Alan H. Cleinman: What Is It Worth

Business ownership advice from Alan Cleinman

The value of a practice goes well beyond price.

This article originally appeared in the June 2016 edition of INVISION.

Virtually every seller has a price in mind, which may be the result of a Fair Market Value (“FMV”) appraisal. FMV is “an estimate of the market value of a property, based on what a knowledgeable, willing and unpressured buyer would probably pay to a knowledgeable, willing and unpressured seller in the market.”

Such appraisals often don’t take into consideration all elements of a transaction. Further, FMV appraisals generally focus strictly on the financial elements of the business and ignore the more important strategic implications of a transaction.

Deal design is far more important than the so-called FMV. The seller’s request is just a starting point. And while having a reasonable understanding that the request is “in the ballpark,” investing in a counter FMV appraisal is generally not a good use of capital.

So how much is a practice worth? As the buyer, you think you want to pay as little as possible. As the seller; the opposite is true. Either case may be wrong from a deal-making perspective. While there are many elements of the valuation process, reality is that “value” comes out of the deal-making process. Price is intuitively the starting point but actually should be the end-point.

Consider that, with in any practice purchase, you’re buying just three things:

A Cash-Generating Machine: What’s the practice’s cash flow? The more cash that the business generates, generally the more you can afford to pay for it. Hard assets such as equipment and inventory are secondary to cash flow. Just because the practice is “shiny/pretty” doesn’t mean that it’s profitable. Hard assets are readily valued and they’re value is generally no greater than replacement cost.

An Opportunity for Growth: If the practice hasn’t demonstrated historical growth, why would it grow after you make the purchase? What are the underlying operating ratios that would indicate opportunity? Where does the revenue come from? What assets are being under-utilized? What markets are being underserved?

A Lifestyle: Be careful of focusing on the specific deal instead of the lifestyle that the opportunity represents. If you can’t see yourself living and thriving in a particular community, don’t buy the practice. You’re not just buying an asset but are going to spend a significant amount of your life and energy in a community. Is it where you want to live and raise your family?

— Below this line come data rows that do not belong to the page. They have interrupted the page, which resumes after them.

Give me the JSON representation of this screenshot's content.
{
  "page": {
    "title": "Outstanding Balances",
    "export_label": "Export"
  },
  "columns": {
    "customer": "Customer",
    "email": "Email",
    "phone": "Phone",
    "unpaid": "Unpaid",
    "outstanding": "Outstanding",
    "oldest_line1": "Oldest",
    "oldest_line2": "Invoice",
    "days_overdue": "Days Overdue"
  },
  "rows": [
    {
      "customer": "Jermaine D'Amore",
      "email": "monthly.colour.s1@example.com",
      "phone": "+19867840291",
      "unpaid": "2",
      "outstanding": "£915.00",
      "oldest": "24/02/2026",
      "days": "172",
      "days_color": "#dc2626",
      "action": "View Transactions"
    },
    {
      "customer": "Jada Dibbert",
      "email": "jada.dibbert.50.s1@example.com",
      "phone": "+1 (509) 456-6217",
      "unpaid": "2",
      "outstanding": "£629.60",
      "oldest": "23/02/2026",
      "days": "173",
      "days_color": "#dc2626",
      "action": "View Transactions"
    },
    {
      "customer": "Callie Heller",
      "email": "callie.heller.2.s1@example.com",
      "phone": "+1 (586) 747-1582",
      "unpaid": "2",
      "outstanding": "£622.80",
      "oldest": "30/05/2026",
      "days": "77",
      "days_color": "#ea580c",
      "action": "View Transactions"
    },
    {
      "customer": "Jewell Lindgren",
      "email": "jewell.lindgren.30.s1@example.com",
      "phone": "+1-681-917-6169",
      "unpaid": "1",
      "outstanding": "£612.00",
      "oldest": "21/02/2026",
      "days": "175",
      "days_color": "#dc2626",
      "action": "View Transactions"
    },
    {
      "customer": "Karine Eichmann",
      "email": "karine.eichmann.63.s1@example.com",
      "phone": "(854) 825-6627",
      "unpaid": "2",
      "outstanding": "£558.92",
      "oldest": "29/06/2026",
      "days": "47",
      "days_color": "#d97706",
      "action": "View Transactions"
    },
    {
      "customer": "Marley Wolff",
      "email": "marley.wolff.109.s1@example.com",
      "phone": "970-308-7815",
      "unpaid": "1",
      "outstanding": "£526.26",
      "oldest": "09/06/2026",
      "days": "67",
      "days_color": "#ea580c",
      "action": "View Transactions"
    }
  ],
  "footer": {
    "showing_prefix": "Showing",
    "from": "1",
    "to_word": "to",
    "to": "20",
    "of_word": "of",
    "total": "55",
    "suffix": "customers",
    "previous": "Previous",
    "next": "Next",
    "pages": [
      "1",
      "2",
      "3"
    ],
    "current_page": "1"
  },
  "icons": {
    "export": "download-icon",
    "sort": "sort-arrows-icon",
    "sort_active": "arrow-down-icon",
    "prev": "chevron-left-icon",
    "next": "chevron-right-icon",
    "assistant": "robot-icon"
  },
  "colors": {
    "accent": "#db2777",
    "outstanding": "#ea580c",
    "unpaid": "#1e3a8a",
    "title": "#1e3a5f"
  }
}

Designing transactions is an art form. While the numbers have to make sense, there are many elements that go way beyond price. Is the seller staying on for a transition? Who’s responsible for what aspects of the transaction? Can the cash flow support the debt and deliver a reasonable income and ROI? Does the practice need to be re-branded? Is there a manager in place? What about family members? How will warranties be handled? What are the legal and tax considerations? What’s the condition of the assets? The facility? What’s the skill level and tenure of each team member? The answers to these and other questions are what drive the value of the business. But focusing on price up front can actually divert your attention; result in a higher cost or worse, a missed opportunity.

“Don’t agree to anything until everyone agrees to everything.”

Every transaction is unique. What appears simple can end up complex. Knowing what questions to ask is mission critical. Make sure you’ve got time and experience on your side.

Alan Cleinman is the founder and CEO of Cleinman Performance Partners, a consultancy for optometry practices. This three-part series is based on his book A Different Perspective: An Entrepreneur’s Observations On Optometry, Business And Life. Proceeds from the book benefit state optometry PACS. Learn more at